Often the main characters of a game or story are represented as this hero that has to fight against the world. It is like character vs. world. This is something I wanted to rethink in my work. I want to explore how you can be part of the world, instead of fighting against it. And how to do so in a collective way. Roleplay has been an important format in exploring this. I ask participants to stay close to themselves, and to incorporate their own experiences into the game. From that position we explore things like: what is an ideal world? Which elements could I put into my story that we wish would exist in the real world? And I can ask participants what they think about such elements while they are playing. Or what they learn about the world as they play with them.
Can you name an example of an element that you wish would exist in the real world?
In the world I am creating there is this strong wind that comes and goes. The wind is an external power that we often see as a ‘bad’ power because it can destroy things. But the community in my world also uses the wind, to cast spells for instance. I find inspiration in recognizing this type of power in life and attuning to it. The community works with the wind, listens to it, recognizes its power and trusts it. Life is attuned to the world, even if the world provides forces that can be hostile.
You mention a community that you address as ‘sisters’, could you tell something about how you think about this term?
I propose to embody members of a community where the feminine spirit dominates but all gender expressions are celebrated and welcomed, they are witches and consider everyone and everything around them as their sister. So not biological, blood sisters, but imagining an animistic sisterhood mindset. I don’t know how such a way of life would actually be if it would be the mainstream one, but I think it’s a very powerful exercise to try to change our perspective and imagine how this could be and how this would change us and the world around us.
How have you been able to structure these social, magical and metaphysical questions in your project? We encounter videos, roleplay, your music production and a story—how do they interact?
I created a framework for this story to unfold as a collective experience, I set the mood, I facilitate. Live Action Role Play (LARP) inspired me to use a non linear narrative. Because participants contribute with their own stories, there is not necessarily one beginning or one end. Different aspects such as the videos and music give it a structure but they don’t make it linear. So there is space for dreams and flashbacks, plot twists and diverging plots, because the story should belong to everyone participating.

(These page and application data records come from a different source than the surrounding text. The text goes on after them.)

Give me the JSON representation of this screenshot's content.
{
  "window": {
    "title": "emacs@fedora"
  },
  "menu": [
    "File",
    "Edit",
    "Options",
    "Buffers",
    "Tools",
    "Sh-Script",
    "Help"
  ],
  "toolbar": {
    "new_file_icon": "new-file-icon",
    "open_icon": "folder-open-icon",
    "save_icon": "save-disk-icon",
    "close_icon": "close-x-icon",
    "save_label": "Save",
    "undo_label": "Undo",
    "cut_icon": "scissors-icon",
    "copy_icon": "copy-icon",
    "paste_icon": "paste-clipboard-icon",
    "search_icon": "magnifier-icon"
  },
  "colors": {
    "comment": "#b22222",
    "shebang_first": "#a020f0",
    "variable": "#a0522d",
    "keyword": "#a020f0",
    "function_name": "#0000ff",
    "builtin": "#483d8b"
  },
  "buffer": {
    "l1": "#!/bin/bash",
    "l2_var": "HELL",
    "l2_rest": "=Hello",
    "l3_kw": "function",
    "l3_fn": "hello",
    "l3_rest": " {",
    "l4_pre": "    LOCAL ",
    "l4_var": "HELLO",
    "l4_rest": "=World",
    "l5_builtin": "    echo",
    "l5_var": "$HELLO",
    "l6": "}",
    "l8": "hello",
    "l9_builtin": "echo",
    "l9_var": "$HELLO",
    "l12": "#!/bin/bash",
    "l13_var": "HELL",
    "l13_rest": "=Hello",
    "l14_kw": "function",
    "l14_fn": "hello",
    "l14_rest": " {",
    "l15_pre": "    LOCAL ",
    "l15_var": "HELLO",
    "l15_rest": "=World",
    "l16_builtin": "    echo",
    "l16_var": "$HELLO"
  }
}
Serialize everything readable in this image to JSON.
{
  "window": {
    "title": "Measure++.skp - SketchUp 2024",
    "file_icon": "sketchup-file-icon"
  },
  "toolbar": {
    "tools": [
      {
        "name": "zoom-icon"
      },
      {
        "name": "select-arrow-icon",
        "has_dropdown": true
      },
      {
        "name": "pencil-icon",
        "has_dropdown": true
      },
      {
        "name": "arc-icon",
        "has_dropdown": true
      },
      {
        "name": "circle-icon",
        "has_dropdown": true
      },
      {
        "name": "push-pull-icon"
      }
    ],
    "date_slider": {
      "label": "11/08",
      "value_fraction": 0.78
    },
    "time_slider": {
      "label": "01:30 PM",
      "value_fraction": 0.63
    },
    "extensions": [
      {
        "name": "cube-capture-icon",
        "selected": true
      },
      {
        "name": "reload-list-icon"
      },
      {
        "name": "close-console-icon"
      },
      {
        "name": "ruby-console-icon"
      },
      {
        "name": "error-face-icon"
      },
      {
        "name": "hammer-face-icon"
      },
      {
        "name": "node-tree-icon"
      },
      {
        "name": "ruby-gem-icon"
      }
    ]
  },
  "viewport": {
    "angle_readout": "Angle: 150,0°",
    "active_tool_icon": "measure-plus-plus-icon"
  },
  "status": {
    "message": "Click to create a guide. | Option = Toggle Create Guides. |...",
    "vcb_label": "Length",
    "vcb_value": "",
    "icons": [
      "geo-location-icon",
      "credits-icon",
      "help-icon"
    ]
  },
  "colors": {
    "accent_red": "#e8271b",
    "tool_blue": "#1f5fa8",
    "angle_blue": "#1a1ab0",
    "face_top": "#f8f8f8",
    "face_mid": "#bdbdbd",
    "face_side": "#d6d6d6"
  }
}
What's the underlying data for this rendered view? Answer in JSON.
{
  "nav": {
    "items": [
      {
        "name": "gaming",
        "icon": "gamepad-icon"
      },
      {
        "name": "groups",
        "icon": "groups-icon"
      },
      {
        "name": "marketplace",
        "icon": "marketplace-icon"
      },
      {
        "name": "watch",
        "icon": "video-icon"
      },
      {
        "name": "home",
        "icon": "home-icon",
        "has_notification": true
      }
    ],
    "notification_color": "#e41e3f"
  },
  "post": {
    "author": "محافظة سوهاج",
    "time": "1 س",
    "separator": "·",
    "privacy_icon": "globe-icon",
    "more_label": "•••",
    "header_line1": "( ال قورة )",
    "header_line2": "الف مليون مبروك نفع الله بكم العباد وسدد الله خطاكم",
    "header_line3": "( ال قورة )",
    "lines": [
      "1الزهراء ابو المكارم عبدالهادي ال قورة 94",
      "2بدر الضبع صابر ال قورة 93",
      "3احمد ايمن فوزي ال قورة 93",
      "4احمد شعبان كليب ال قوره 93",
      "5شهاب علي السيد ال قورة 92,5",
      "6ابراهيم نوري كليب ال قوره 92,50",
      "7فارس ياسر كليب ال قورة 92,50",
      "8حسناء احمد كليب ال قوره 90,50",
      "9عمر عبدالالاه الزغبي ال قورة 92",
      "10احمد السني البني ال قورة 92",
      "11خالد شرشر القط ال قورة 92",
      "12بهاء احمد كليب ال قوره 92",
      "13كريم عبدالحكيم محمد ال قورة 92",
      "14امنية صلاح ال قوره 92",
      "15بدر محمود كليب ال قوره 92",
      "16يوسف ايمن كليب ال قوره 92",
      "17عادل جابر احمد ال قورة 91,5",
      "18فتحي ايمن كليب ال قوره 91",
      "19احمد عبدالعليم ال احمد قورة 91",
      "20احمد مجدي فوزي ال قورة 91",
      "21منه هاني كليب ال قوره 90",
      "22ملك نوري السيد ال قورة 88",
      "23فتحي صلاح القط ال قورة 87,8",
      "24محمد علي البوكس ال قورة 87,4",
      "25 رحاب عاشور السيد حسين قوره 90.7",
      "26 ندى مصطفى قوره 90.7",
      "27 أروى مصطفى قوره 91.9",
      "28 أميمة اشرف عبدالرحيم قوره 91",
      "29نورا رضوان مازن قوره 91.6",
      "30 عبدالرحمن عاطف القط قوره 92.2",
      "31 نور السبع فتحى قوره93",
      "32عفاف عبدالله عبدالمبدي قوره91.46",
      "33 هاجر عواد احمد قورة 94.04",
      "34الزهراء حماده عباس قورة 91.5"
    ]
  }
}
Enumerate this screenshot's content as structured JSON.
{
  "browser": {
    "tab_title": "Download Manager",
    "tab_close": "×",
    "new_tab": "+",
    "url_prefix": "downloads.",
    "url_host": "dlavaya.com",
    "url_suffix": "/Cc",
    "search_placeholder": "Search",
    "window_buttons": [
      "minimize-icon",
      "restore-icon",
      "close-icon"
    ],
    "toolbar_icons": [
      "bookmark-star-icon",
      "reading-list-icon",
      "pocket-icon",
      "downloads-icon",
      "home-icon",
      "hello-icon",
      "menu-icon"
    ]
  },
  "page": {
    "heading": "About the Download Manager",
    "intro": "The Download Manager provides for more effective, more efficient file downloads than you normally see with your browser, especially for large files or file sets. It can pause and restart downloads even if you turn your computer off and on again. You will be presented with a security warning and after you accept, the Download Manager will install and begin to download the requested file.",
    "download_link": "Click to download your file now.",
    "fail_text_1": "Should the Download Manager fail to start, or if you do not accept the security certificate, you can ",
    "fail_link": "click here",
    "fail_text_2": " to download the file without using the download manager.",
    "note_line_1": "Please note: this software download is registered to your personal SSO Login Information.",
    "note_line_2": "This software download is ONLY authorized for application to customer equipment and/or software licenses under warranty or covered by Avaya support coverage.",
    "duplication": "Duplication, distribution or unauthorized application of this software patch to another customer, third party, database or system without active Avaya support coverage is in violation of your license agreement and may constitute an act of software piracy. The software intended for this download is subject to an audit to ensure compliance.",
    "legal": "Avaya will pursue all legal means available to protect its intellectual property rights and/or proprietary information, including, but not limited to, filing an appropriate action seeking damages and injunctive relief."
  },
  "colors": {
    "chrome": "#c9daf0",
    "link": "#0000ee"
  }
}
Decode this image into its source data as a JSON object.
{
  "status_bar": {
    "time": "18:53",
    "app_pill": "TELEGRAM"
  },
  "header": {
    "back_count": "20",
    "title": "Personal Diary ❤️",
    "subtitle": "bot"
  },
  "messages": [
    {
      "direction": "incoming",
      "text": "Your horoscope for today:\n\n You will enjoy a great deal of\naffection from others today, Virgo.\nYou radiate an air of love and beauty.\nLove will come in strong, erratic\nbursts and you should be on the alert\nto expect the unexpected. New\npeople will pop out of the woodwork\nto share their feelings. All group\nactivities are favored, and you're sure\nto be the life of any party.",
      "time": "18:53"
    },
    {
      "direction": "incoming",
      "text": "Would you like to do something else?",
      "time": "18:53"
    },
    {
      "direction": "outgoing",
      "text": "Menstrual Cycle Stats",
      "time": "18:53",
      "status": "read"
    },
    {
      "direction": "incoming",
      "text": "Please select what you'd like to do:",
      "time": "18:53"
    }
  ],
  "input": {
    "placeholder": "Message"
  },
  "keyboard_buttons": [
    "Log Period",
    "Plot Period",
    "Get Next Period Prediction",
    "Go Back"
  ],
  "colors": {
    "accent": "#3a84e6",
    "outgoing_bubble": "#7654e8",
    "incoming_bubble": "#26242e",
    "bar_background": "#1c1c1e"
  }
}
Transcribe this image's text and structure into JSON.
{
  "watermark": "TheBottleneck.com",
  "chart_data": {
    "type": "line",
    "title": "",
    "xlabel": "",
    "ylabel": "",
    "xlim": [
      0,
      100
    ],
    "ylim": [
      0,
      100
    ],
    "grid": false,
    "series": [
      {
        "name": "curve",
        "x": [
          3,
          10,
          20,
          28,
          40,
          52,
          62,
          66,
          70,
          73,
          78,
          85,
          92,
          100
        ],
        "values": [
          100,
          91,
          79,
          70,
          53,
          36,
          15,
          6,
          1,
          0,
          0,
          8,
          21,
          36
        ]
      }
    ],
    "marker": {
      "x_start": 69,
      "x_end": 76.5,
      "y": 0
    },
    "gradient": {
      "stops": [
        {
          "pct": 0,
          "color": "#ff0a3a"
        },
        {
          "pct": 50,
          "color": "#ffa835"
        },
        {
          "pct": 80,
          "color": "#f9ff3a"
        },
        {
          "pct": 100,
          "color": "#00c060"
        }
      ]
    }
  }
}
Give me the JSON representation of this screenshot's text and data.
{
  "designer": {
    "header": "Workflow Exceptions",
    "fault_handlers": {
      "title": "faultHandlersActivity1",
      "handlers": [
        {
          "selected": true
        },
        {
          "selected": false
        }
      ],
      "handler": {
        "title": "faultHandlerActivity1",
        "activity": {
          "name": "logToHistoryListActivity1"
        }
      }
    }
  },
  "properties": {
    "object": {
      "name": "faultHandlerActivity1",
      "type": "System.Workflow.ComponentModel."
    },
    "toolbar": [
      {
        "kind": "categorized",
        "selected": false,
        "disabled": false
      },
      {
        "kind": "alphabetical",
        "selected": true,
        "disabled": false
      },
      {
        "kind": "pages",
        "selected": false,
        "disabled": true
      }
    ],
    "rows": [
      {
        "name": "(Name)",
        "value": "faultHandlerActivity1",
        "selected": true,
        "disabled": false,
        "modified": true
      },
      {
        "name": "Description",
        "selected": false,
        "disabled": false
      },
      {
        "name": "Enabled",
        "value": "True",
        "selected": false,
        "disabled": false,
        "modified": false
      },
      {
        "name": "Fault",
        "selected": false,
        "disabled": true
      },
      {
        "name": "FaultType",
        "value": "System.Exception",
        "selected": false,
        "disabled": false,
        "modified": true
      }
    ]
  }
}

So as different iterations of the story are happening it slowly becomes something else, I need to attune to that and embrace that I am not in full control anymore!
Costumes by Karen Huang
Make up by Elisabeth Mesnier
3D animation in collaboration with Philip Ullman
Movement research and choreography in collaboration with Annabel Reid
Screenplay development for the Abyss in collaboration with Antonia Brell
Starring: Annabel Reid, Beatriz Conefrey, Clémence Hilaire, Gregoire Devidal, Ivan Cheng, Juliette Lizotte, Karen Huang, Luan Barros, Manfreddi Coppolecchia, Sanae Oujjit, Sumin Lee, and Susan Kooi
Original Soundtrack in collaboration with Fabian Reichle and with the support of Arif Kornweitz
Role play development with the generous support of Susan Ploetz
Performance development with the kind mentoring of Joy Mariama Smith
Set Design in collaboration with Fabulous Future
Typography: Impakt Nieuw 2019 and Spooky Hairy by Jung Lee Typefoundry